Sean, 54, from Yorkshire is a volunteer with the RAF Air Cadets and 2434 (Church Fenton). Tragically, Sean lost the use of his legs in a road traffic collision whilst on duty in Cyprus, 26 years ago. He spent 50 weeks in hospital with a broken neck. Against all odds he won a flying scholarship in 2011 training towards his private pilot’s licence. He flew solo on the last day of his scholarship.
So far, Sean has raised £38,000 and pushed more than 2000 miles for the Royal Air Force Association, the Royal Air Force Benevolent Fund, the Royal Air Force Charitable Trust and Elizabeth’s Legacy of Hope.

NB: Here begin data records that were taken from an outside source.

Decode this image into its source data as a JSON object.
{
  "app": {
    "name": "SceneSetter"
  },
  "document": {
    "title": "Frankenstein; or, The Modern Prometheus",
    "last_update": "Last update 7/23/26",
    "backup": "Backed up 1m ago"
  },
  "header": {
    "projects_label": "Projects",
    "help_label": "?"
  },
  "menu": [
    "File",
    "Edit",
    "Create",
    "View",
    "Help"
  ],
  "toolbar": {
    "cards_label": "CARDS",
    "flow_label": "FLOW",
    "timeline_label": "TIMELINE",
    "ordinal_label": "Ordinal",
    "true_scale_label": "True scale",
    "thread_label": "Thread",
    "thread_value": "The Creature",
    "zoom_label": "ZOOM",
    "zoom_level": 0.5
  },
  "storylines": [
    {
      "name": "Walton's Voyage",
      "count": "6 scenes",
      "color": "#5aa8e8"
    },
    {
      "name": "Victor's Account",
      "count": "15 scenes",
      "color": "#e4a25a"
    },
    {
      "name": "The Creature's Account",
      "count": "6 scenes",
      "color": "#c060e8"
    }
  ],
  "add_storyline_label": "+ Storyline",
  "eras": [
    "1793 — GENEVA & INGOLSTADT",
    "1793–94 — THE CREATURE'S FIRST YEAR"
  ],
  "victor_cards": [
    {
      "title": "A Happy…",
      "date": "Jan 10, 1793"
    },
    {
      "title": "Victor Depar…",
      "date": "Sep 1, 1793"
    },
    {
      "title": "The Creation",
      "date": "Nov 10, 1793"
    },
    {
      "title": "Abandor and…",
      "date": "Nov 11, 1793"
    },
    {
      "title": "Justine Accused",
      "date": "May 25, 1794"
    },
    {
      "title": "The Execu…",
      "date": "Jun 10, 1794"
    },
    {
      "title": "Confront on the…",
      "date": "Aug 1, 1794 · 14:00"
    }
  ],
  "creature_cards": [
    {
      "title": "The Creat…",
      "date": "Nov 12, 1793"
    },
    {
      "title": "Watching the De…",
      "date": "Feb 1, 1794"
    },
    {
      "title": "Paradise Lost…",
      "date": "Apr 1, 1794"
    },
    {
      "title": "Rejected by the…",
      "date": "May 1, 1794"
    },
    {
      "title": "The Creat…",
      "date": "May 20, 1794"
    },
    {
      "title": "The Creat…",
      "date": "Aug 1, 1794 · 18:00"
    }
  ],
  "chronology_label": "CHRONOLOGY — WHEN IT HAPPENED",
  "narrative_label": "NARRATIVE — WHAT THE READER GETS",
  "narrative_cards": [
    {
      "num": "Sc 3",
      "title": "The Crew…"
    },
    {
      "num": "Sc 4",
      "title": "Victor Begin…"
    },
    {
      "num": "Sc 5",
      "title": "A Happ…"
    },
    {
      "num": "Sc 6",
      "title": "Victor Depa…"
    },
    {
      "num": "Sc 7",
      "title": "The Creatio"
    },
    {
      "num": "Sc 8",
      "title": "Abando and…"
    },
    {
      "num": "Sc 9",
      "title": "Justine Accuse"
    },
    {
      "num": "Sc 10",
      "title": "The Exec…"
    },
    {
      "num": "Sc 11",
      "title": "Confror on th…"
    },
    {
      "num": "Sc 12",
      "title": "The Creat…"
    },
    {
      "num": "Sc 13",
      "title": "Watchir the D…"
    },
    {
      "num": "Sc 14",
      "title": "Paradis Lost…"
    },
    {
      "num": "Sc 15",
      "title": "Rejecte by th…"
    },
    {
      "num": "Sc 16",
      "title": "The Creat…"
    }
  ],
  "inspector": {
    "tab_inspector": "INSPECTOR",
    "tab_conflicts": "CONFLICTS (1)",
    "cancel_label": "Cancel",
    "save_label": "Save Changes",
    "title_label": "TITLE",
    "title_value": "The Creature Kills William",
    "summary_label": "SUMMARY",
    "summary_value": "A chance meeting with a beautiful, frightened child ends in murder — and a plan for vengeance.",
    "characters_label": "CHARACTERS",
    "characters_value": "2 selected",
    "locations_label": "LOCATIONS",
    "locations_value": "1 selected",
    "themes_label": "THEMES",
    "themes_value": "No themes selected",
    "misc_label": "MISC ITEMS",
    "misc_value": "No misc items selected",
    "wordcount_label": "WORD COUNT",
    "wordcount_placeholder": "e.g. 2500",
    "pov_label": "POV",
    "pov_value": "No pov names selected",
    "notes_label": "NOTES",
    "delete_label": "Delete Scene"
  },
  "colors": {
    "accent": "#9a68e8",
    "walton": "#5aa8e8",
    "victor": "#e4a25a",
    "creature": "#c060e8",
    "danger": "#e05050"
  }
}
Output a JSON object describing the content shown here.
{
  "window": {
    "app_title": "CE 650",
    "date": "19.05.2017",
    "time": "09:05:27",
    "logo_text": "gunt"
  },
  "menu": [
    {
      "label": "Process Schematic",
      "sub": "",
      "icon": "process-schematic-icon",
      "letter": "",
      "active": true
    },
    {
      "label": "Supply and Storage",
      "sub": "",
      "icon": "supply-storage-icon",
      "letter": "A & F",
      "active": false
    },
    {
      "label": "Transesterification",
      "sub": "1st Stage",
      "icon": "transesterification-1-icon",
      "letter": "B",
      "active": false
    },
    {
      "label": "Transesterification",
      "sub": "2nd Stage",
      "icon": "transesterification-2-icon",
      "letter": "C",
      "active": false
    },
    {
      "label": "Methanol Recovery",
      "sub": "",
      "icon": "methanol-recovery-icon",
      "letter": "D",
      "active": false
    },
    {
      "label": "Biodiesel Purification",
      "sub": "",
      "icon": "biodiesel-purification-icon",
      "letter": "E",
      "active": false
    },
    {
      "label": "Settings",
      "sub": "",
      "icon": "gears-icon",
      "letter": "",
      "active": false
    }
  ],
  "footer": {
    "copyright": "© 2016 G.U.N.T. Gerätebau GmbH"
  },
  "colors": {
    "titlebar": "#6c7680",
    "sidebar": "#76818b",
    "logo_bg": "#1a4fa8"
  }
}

Craig and Charlie have been supporters for many years and said “We had a great day at the base. Sean is an inspiring man and it was our privilege to be there.”
PUSH 500 – https://www.facebook.com/push500/